Entries from a dataset of interfaces:
________________________________________

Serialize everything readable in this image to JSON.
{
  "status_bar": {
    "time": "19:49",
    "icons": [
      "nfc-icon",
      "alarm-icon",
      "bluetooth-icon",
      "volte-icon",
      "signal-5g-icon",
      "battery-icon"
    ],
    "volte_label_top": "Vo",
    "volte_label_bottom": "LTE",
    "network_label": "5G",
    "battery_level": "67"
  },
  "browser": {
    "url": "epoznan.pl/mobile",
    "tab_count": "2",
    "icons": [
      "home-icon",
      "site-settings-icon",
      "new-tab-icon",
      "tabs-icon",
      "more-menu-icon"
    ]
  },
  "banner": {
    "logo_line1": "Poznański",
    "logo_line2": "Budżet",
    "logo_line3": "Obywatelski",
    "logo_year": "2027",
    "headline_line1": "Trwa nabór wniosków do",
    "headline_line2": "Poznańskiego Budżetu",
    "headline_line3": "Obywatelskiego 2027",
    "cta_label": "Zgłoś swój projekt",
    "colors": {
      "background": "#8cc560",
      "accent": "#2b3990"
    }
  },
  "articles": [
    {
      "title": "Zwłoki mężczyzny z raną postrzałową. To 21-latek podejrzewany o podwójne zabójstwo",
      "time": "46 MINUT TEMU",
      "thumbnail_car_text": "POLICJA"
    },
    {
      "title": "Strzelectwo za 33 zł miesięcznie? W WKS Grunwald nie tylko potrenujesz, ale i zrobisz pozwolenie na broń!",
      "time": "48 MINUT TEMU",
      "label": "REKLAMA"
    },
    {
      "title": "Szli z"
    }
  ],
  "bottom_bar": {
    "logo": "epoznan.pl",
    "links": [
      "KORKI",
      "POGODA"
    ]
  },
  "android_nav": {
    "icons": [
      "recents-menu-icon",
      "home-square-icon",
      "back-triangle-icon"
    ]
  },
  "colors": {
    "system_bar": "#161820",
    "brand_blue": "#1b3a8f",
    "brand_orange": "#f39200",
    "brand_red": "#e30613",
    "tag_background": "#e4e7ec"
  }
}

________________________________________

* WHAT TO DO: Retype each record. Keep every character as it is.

* WRITTEN ANSWER:
Serialize everything readable in this image to JSON.
{
  "status_bar": {
    "time": "19:49",
    "icons": [
      "nfc-icon",
      "alarm-icon",
      "bluetooth-icon",
      "volte-icon",
      "signal-5g-icon",
      "battery-icon"
    ],
    "volte_label_top": "Vo",
    "volte_label_bottom": "LTE",
    "network_label": "5G",
    "battery_level": "67"
  },
  "browser": {
    "url": "epoznan.pl/mobile",
    "tab_count": "2",
    "icons": [
      "home-icon",
      "site-settings-icon",
      "new-tab-icon",
      "tabs-icon",
      "more-menu-icon"
    ]
  },
  "banner": {
    "logo_line1": "Poznański",
    "logo_line2": "Budżet",
    "logo_line3": "Obywatelski",
    "logo_year": "2027",
    "headline_line1": "Trwa nabór wniosków do",
    "headline_line2": "Poznańskiego Budżetu",
    "headline_line3": "Obywatelskiego 2027",
    "cta_label": "Zgłoś swój projekt",
    "colors": {
      "background": "#8cc560",
      "accent": "#2b3990"
    }
  },
  "articles": [
    {
      "title": "Zwłoki mężczyzny z raną postrzałową. To 21-latek podejrzewany o podwójne zabójstwo",
      "time": "46 MINUT TEMU",
      "thumbnail_car_text": "POLICJA"
    },
    {
      "title": "Strzelectwo za 33 zł miesięcznie? W WKS Grunwald nie tylko potrenujesz, ale i zrobisz pozwolenie na broń!",
      "time": "48 MINUT TEMU",
      "label": "REKLAMA"
    },
    {
      "title": "Szli z"
    }
  ],
  "bottom_bar": {
    "logo": "epoznan.pl",
    "links": [
      "KORKI",
      "POGODA"
    ]
  },
  "android_nav": {
    "icons": [
      "recents-menu-icon",
      "home-square-icon",
      "back-triangle-icon"
    ]
  },
  "colors": {
    "system_bar": "#161820",
    "brand_blue": "#1b3a8f",
    "brand_orange": "#f39200",
    "brand_red": "#e30613",
    "tag_background": "#e4e7ec"
  }
}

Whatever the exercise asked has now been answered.